Education links between Ireland and Singapore strengthened
Ambassador Keating opens Trinity College Dublin office at Singapore Institute of Technology and is guest of honour at graduation ceremony.
Educational links between Ireland and Singapore were boosted in October following the opening of Trinity College Dublin’s first overseas office and the first locally organised graduation ceremony for TCD and Singapore Institute of Technology (SIT) graduates.
On Tuesday 13th October, Ambassador Keating formally opened the offices of TCD at SIT’s campus. SIT obtained university status in 2014 and is the fifth publically funded university in Singapore. This is the first international office that TCD have opened outside of Ireland. In 2010, SIT approached TCD with respect to degrees in Physiotherapy, Occupational Therapy, Radiation Therapy, and Diagnostic Radiography. One year programmes in Physiotherapy and Occupational Therapy commenced in September 2012 and in September 2014, programmes in Diagnostic Radiology and Radiation Therapy have commenced. The programmes are delivered by full time TCD academic staff based in Singapore along with a number of staff flown in for intensive teaching periods. Singaporean students also travel to Ireland for 6 to 9 weeks for intensive lectures also. The opening ceremony was attended by President Professor Tan of SIT, Vice President for TCD Global Relations, Professor Juliette Hussey, TCD Secretary John Coleman, members of TCD academic staff, Enterprise Ireland, and TCD graduates.
Later in the week, Ambassador Keating was the guest of honour and delivered the commencement address at the first locally organised graduation ceremony for TCD and SIT graduates.
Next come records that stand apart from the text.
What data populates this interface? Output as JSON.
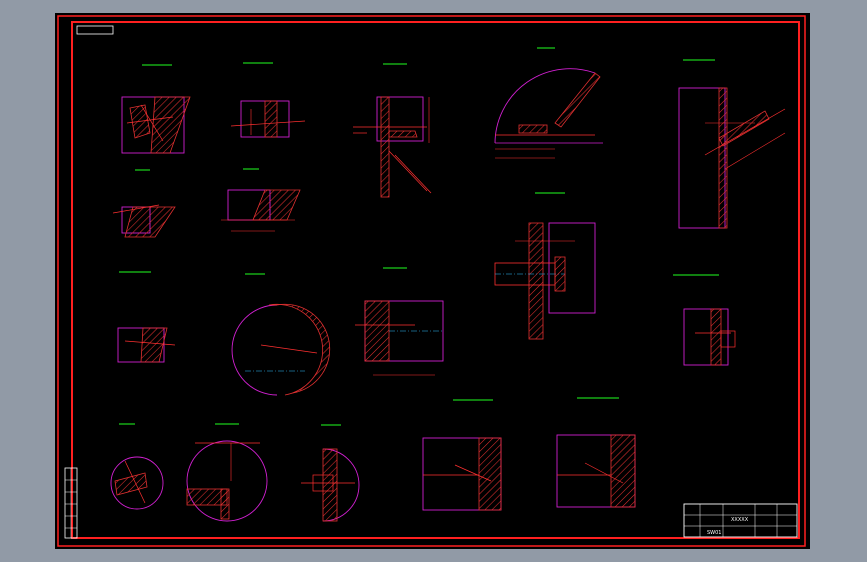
{
  "drawing": {
    "background_color": "#000000",
    "border_color": "#ff2020",
    "detail_outline_color": "#d020d0",
    "hatch_color": "#e03030",
    "dimension_color": "#ff3030",
    "centerline_color": "#30c0ff",
    "annotation_color": "#20ff20",
    "title_block_color": "#ffffff",
    "title_block": {
      "name": "XXXXX",
      "sheet_no": "SW01"
    }
  }
}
A total of 122 TCD graduates and their families were on hand to receive their degrees in either Diagnostic Radiography, Radiation Therapy, Physiotherapy, or Occupational Therapy.
In his address to the graduates, Ambassador Keating congratulated them on their excellent achievements and offering the advice that;
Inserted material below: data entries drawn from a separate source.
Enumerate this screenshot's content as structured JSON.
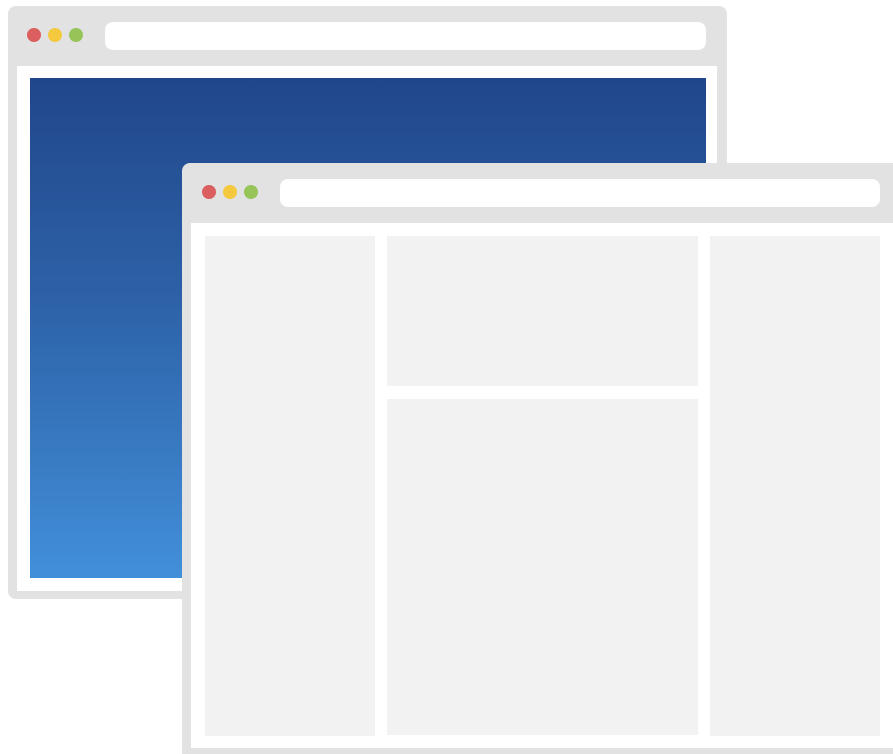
{
  "windows": [
    {
      "id": "back",
      "controls": [
        "close",
        "minimize",
        "maximize"
      ],
      "address_bar": {
        "value": ""
      },
      "content": "gradient-hero"
    },
    {
      "id": "front",
      "controls": [
        "close",
        "minimize",
        "maximize"
      ],
      "address_bar": {
        "value": ""
      },
      "content": "three-column-layout"
    }
  ],
  "colors": {
    "chrome": "#e2e2e2",
    "close": "#dc5f5f",
    "minimize": "#f5c93e",
    "maximize": "#97c459",
    "panel": "#f2f2f2",
    "gradient_top": "#21468a",
    "gradient_bottom": "#428fd9"
  }
}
“Learning is a life-long process and in a rapidly changing world, you will need to acquire new skills along the way.”
The Ambassador also encouraged the young graduates to maintain their links with Ireland and TCD in their future careers;
“I hope in the years ahead you will recall your time there and that you will remain curious about the small green island which in my lifetime has gone from being one of the poorest countries in Europe to being one of the richest, essentially by following a development path similar to Singapore, at the heart of which is a recognition of the importance of education.”